• TASK ITEM:
Every line of the data below should be written out word for word.

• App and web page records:

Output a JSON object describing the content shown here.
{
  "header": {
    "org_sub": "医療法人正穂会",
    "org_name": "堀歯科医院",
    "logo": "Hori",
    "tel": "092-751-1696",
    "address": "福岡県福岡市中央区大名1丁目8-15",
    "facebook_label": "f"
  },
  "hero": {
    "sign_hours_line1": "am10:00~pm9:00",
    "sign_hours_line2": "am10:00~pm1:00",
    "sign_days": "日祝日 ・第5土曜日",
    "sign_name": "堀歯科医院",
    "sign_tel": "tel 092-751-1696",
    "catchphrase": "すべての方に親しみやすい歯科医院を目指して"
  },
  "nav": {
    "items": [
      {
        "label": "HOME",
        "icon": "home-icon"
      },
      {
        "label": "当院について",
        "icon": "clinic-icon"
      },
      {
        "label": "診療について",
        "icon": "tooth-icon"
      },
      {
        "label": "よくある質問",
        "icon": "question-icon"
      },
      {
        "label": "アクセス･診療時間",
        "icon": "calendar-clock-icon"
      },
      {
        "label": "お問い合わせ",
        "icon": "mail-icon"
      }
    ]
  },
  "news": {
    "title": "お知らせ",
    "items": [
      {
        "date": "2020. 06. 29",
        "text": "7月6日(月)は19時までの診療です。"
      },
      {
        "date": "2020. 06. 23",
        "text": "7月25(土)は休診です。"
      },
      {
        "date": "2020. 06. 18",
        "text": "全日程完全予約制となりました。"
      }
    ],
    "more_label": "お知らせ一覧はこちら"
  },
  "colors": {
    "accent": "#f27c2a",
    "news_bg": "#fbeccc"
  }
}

• ANSWER AREA:
Output a JSON object describing the content shown here.
{
  "header": {
    "org_sub": "医療法人正穂会",
    "org_name": "堀歯科医院",
    "logo": "Hori",
    "tel": "092-751-1696",
    "address": "福岡県福岡市中央区大名1丁目8-15",
    "facebook_label": "f"
  },
  "hero": {
    "sign_hours_line1": "am10:00~pm9:00",
    "sign_hours_line2": "am10:00~pm1:00",
    "sign_days": "日祝日 ・第5土曜日",
    "sign_name": "堀歯科医院",
    "sign_tel": "tel 092-751-1696",
    "catchphrase": "すべての方に親しみやすい歯科医院を目指して"
  },
  "nav": {
    "items": [
      {
        "label": "HOME",
        "icon": "home-icon"
      },
      {
        "label": "当院について",
        "icon": "clinic-icon"
      },
      {
        "label": "診療について",
        "icon": "tooth-icon"
      },
      {
        "label": "よくある質問",
        "icon": "question-icon"
      },
      {
        "label": "アクセス･診療時間",
        "icon": "calendar-clock-icon"
      },
      {
        "label": "お問い合わせ",
        "icon": "mail-icon"
      }
    ]
  },
  "news": {
    "title": "お知らせ",
    "items": [
      {
        "date": "2020. 06. 29",
        "text": "7月6日(月)は19時までの診療です。"
      },
      {
        "date": "2020. 06. 23",
        "text": "7月25(土)は休診です。"
      },
      {
        "date": "2020. 06. 18",
        "text": "全日程完全予約制となりました。"
      }
    ],
    "more_label": "お知らせ一覧はこちら"
  },
  "colors": {
    "accent": "#f27c2a",
    "news_bg": "#fbeccc"
  }
}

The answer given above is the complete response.